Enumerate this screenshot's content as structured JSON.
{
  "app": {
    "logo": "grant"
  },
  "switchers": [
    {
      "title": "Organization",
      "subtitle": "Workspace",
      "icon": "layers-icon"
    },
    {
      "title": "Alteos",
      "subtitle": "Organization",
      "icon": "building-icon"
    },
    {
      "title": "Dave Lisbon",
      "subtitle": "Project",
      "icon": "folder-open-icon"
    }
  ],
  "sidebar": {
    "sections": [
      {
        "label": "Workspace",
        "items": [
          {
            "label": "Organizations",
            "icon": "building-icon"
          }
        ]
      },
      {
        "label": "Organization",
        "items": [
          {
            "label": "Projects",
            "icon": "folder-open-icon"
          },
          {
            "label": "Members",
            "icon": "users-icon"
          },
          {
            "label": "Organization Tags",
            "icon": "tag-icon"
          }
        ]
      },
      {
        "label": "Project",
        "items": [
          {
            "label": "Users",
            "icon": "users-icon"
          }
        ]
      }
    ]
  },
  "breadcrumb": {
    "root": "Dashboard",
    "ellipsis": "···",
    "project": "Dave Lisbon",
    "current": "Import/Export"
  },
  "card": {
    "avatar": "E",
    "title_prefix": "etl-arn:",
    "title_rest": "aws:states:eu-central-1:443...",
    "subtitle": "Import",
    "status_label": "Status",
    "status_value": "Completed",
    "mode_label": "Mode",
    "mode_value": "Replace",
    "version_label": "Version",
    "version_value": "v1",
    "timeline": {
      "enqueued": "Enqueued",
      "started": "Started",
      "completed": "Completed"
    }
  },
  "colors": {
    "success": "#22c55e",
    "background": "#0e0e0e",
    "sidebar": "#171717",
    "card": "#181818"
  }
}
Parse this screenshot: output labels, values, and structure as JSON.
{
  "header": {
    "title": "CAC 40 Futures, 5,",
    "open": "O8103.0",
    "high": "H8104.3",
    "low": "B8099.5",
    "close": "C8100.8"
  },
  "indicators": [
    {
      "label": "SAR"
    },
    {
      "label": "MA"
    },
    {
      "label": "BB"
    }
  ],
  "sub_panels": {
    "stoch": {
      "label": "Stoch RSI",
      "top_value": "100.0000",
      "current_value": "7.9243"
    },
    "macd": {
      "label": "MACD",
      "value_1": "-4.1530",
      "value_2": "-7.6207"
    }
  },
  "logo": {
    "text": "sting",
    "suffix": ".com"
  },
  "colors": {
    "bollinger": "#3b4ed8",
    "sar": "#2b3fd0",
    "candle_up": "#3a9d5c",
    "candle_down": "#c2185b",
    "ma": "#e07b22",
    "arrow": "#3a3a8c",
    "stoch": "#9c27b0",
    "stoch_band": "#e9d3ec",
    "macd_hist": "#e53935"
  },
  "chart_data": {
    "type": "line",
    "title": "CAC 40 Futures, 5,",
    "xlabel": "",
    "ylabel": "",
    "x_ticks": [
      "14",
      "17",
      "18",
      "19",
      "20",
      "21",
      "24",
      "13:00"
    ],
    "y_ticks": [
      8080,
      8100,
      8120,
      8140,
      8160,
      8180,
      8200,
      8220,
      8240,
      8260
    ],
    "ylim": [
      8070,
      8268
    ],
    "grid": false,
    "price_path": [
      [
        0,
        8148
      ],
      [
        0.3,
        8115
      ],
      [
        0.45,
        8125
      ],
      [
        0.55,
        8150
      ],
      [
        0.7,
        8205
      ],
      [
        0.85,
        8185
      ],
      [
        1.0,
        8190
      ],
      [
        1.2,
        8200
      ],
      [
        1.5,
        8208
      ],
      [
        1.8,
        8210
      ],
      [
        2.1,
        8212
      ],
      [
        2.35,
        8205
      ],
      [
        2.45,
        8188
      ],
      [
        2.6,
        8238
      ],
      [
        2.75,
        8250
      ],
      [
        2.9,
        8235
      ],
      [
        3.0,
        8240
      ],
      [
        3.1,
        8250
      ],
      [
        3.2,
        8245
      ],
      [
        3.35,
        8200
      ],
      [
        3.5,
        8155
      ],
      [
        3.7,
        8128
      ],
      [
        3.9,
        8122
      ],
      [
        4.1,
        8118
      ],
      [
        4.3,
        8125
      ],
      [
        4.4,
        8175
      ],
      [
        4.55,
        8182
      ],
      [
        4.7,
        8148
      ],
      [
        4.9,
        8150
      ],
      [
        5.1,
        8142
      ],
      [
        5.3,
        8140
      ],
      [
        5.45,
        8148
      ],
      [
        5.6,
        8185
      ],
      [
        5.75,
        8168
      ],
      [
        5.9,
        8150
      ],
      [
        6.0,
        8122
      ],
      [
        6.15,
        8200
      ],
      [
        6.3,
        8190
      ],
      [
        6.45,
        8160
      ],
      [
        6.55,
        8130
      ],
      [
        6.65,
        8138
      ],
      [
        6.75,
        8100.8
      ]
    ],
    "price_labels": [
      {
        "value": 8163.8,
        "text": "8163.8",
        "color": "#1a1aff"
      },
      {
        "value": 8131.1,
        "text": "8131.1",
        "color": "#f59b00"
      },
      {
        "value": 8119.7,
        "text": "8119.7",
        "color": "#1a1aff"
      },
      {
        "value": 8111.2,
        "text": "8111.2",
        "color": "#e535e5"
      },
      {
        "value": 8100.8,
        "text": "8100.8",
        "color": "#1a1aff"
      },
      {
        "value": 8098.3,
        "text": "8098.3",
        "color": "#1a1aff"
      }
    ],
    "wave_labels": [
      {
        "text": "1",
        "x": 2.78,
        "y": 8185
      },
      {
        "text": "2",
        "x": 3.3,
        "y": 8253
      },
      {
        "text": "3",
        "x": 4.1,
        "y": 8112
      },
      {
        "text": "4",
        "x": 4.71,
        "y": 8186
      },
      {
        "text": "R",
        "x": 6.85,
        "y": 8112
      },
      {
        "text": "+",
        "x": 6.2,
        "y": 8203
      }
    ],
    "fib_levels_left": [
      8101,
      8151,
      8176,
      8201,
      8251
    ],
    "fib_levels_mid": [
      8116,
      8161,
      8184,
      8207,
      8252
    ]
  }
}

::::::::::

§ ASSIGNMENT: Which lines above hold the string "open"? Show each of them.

§ EXERCISE RESPONSE:
      "icon": "folder-open-icon"
            "icon": "folder-open-icon"
    "open": "O8103.0",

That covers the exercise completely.